I am native English and, whether it's 'old school' or not, in English we have many nouns to denote gender which are still very current and correct. It is not 'sexist' or discriminatory to use them. It is often useful to know what gender certain professionals are so that one may have a preferential choice. I have had several occupations in my life which did not have names that indicated gender, namely 'dancer', 'hairdresser' and 'therapist'. If these nouns do not have an indication of gender it is obviously because there is no need to know. In the case of a doctor or a nurse, however, to many people it is important to know beforehand the gender of the person you are going to be seen by . Historically, 'nurse' has always been a female occupation, therefore, since men have been occupying this role, the gender distinction 'male' has commonly preceded 'nurse' to indicate gender. In the same way, I have grown up with 'lady doctor' being the acceptable title for, clearly, a female medical practitioner, as opposed to 'doctor' which was always assumed to be male. This is obviously for a reason, which I would assume to be so that a female patient might be forewarned, or be allowed some choice, to avoid embarrassment, not to be sexually discriminatory in any way. Again, old school or not, I prefer to know the gender of someone I am going to meet for the first time. Equality between the sexes can never be. One is male and the other is female and if this can be denoted clearly by language in an inoffensive way, then let us continue to use the words that have long existed in our own language, not drop them because a generation has decided to change our traditions to be 'politically correct'. This, in itself, is sexist and offensive to some of us 'oldies', who have been brought up in far more rigid traditions of respect, politeness and humility than the generations of the modern age, who have no concept of the meaning of social etiquette. Ok, I'm done. May this be an indication of the subtle nuances of the English language and British standards which are, sadly, disappearing.
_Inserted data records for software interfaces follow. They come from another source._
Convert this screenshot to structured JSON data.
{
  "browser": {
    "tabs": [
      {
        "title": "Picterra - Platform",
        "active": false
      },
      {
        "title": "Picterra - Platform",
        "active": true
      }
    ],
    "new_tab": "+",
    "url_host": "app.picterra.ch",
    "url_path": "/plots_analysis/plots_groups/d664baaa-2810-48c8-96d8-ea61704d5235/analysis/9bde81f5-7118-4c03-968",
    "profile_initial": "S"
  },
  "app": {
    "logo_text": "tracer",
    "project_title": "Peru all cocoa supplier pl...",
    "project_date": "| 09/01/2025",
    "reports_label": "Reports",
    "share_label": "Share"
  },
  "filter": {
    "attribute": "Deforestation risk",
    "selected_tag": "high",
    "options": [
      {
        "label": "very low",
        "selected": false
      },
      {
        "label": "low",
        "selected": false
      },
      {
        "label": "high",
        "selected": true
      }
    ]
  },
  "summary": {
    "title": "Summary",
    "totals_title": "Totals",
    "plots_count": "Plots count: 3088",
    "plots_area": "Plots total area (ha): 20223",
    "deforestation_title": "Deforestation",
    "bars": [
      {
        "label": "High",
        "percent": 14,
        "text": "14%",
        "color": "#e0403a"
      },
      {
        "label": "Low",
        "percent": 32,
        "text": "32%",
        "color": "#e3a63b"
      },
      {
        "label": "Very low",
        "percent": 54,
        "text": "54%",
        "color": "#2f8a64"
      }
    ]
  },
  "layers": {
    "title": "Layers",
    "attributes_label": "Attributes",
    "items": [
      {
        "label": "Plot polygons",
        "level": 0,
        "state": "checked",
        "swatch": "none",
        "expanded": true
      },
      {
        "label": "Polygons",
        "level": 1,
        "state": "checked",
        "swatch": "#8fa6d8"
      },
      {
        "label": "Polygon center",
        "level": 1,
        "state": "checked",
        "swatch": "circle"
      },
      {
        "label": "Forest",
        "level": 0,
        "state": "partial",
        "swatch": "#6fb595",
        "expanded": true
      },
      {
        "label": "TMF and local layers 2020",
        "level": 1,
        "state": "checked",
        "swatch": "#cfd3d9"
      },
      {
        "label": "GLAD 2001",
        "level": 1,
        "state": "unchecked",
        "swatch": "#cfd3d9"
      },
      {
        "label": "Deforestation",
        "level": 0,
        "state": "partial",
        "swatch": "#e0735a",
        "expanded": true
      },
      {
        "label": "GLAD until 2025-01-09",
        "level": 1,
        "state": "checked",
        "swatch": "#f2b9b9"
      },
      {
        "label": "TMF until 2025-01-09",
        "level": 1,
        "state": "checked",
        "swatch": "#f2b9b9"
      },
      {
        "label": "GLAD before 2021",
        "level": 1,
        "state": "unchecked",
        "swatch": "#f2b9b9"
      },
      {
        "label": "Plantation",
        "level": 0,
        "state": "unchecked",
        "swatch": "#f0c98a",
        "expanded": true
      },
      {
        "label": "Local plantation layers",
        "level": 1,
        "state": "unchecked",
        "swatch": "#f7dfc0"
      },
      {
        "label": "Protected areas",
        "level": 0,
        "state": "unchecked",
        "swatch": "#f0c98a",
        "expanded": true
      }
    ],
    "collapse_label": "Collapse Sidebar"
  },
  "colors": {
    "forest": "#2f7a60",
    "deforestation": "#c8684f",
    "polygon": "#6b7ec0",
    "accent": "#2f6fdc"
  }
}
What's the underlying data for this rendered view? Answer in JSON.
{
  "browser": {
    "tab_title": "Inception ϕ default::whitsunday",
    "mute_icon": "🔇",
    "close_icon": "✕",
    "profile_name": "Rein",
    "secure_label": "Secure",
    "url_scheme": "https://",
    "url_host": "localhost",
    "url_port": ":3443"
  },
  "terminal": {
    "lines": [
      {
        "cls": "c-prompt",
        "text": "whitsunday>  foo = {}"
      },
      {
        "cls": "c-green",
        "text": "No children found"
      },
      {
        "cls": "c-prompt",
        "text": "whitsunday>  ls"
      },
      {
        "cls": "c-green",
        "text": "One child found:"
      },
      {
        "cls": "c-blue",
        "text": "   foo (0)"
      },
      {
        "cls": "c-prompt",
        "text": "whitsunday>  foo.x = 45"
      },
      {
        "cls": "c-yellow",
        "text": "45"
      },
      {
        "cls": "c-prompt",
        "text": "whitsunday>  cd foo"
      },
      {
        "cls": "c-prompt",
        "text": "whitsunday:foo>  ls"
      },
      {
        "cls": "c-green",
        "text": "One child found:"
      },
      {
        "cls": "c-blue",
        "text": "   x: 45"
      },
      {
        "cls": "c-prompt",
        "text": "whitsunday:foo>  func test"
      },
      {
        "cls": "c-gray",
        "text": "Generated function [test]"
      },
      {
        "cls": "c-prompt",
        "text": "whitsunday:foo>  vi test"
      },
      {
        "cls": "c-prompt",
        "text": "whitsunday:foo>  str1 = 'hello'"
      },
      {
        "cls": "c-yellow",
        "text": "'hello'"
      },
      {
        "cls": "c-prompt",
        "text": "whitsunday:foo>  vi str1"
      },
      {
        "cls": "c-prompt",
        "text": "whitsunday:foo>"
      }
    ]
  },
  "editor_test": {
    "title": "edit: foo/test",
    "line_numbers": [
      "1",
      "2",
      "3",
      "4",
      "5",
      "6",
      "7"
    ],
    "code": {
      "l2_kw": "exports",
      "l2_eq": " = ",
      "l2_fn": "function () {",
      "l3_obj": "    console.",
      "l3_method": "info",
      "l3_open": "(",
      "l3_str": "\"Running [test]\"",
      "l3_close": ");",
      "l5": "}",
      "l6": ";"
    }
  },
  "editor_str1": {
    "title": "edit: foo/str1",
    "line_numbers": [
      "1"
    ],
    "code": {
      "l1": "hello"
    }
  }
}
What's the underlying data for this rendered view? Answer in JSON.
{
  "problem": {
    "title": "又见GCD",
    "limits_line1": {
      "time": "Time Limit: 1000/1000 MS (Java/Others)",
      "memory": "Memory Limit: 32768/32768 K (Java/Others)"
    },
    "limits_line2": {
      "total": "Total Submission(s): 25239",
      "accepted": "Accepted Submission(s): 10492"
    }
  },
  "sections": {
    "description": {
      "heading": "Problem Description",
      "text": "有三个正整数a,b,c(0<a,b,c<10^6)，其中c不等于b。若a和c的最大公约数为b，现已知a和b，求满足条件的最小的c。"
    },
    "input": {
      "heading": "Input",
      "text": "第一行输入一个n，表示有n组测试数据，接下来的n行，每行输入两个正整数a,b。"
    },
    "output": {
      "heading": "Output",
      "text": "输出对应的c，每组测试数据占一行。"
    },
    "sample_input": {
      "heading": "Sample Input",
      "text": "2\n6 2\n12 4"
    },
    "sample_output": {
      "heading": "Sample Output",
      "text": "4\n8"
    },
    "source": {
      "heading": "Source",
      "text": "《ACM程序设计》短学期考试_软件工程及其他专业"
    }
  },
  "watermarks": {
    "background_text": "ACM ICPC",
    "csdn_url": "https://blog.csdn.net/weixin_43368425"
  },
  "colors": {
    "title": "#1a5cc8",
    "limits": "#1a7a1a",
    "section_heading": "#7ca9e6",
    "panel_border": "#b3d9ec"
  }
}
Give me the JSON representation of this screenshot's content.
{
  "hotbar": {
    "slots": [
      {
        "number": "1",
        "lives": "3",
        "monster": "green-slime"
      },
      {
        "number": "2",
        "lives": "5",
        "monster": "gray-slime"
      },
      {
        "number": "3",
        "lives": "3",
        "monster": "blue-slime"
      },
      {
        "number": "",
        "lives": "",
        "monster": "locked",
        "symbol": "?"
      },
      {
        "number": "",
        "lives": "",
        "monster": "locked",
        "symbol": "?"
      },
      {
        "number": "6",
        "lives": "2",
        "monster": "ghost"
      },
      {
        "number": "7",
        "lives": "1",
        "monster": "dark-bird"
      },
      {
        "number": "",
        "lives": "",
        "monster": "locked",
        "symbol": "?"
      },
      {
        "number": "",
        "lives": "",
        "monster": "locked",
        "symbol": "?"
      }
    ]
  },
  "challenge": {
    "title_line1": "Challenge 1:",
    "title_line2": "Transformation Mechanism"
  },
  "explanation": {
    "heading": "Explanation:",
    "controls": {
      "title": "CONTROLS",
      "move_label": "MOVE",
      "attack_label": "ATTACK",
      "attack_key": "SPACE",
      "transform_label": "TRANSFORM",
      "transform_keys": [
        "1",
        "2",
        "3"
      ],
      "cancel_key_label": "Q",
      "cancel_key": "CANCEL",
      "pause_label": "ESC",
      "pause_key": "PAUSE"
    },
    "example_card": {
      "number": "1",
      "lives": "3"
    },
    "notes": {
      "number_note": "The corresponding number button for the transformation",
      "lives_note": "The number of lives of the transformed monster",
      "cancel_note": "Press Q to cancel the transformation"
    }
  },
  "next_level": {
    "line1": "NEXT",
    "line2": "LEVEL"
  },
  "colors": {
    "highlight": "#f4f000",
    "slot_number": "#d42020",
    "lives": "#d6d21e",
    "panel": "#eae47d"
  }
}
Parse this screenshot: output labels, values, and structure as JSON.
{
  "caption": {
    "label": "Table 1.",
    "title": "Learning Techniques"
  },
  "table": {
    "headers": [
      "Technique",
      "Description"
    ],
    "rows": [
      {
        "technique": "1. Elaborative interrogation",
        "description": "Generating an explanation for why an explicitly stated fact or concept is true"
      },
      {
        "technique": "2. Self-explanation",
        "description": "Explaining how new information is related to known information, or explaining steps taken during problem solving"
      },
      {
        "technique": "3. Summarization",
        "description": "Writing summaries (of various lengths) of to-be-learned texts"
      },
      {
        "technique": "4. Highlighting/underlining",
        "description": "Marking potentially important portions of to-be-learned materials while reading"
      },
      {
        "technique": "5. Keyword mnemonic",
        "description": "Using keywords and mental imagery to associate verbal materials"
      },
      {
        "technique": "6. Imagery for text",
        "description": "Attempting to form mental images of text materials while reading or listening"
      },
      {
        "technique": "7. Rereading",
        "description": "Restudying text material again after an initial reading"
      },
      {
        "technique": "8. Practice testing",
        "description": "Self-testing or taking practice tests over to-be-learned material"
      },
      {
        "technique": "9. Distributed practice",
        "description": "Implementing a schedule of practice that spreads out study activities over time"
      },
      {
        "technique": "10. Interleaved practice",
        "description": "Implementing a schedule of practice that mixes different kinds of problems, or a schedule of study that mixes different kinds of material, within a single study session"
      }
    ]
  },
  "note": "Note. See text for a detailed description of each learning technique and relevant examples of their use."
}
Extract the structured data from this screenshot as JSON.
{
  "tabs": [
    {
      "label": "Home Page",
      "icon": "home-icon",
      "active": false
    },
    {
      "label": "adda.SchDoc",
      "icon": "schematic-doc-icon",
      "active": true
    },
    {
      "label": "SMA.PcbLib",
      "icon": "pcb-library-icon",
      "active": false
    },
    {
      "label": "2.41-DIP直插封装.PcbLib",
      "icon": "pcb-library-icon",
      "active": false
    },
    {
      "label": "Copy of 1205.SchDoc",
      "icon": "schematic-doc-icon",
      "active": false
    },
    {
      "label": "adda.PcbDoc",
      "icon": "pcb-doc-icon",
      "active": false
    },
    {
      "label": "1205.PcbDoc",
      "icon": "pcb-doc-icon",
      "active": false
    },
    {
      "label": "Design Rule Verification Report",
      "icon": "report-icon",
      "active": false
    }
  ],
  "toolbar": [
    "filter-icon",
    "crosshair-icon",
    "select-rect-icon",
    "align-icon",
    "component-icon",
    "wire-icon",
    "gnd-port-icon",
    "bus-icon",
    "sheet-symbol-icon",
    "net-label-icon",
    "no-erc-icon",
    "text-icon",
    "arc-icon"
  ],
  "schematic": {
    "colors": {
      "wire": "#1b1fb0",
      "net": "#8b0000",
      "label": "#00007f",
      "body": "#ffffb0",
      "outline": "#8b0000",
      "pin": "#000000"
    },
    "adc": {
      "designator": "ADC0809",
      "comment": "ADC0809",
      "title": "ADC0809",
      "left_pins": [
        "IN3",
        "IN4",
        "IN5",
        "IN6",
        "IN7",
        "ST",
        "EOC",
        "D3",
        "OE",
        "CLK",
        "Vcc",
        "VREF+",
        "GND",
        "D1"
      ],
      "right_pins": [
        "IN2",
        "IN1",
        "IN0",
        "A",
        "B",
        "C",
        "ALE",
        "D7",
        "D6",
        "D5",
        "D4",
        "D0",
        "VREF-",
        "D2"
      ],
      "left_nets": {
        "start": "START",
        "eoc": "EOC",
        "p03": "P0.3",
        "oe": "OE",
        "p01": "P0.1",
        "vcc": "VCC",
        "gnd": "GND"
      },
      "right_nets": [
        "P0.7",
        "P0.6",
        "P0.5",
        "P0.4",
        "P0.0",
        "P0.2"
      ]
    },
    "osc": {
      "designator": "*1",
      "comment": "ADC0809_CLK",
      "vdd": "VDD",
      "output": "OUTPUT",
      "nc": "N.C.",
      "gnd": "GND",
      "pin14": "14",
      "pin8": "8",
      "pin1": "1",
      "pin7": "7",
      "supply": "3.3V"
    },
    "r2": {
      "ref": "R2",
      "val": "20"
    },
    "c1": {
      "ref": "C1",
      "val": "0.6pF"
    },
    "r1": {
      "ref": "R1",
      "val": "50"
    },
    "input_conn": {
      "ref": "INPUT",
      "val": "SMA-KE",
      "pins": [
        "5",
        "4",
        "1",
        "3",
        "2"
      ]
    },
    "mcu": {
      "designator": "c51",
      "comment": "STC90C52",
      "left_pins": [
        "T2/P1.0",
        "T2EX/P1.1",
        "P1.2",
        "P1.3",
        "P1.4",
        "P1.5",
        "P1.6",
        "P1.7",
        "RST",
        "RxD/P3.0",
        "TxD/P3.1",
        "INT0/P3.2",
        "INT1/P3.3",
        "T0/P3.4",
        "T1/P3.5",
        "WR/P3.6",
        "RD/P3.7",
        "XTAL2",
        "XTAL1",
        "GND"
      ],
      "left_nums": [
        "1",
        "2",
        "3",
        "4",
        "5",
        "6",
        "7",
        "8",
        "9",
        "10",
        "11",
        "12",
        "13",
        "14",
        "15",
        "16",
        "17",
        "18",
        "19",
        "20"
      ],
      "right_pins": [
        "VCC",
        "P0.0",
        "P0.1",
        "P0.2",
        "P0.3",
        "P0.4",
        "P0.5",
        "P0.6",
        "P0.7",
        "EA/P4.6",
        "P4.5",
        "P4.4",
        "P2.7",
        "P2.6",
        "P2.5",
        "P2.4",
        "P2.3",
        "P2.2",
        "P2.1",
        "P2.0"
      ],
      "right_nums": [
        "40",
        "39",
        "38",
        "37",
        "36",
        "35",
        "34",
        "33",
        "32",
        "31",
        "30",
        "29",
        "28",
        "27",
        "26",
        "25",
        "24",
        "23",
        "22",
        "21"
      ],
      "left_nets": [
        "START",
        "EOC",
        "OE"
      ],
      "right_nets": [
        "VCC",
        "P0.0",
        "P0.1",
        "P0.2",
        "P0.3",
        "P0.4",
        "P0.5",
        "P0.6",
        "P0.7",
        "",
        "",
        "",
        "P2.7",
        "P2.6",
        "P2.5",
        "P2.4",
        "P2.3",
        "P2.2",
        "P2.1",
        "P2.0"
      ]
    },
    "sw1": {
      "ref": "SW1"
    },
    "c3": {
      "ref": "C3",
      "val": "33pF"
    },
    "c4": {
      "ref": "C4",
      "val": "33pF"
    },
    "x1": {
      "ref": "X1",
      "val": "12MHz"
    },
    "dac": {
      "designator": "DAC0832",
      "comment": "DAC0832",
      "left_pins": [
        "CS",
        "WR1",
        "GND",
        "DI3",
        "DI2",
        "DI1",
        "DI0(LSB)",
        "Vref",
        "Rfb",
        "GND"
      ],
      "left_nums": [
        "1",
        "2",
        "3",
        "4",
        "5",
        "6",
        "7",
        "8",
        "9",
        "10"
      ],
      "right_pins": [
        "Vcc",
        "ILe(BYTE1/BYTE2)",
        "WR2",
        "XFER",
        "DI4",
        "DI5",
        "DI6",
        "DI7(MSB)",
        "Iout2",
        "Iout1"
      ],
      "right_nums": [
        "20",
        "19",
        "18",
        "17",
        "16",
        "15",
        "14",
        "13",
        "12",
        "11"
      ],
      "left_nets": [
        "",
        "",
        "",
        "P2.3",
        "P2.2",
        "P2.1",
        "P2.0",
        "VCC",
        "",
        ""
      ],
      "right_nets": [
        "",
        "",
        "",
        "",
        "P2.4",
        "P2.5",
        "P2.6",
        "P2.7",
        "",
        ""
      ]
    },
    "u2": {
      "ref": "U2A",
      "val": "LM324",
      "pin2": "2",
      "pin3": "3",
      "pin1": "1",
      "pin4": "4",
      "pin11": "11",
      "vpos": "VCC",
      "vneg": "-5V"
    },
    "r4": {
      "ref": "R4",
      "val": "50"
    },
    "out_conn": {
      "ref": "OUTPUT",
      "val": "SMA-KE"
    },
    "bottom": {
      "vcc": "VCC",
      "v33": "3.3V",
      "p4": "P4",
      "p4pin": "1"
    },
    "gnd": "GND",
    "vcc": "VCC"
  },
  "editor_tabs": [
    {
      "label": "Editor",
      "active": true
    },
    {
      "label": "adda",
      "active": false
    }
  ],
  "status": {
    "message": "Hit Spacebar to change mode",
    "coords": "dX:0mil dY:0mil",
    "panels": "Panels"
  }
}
Probably because in English ''authoress", "mayoress", and "poetess" are words that will get you nothing but scorn if you use them to a female author, mayor, or poet. The concept that Duolingo wants us to understand is that the feminine forms of the words in Spanish are not considered sexist, archaic, or weird. So translating them to sexist, archaic, and weird English equivalents is not going to help you.
Regardless of how they were invented, "authoress" is a real word in American and British English (check any decent dictionary). To reject a legitimate word-for-word translation seems a bit heavy handed. But, whatever, I personally never say "authoress," so I can guess why Duo leans that way.
Authoress is defined here as "old-fashioned or derogatory", that's what's wrong with it - http://dictionary.reference.com/browse/authoress?s=t
Have a lingot, because you are sure to get a lot of down votes for stating the obvious, albeit unpopular point of view.
One point in favor of the counter-argument is that the feminine form appears to be on the way out. Since language never ceases to change, adapt, blah, blah, blah, we might anticipate that "authoress" will go the way of the subjunctive mood in English.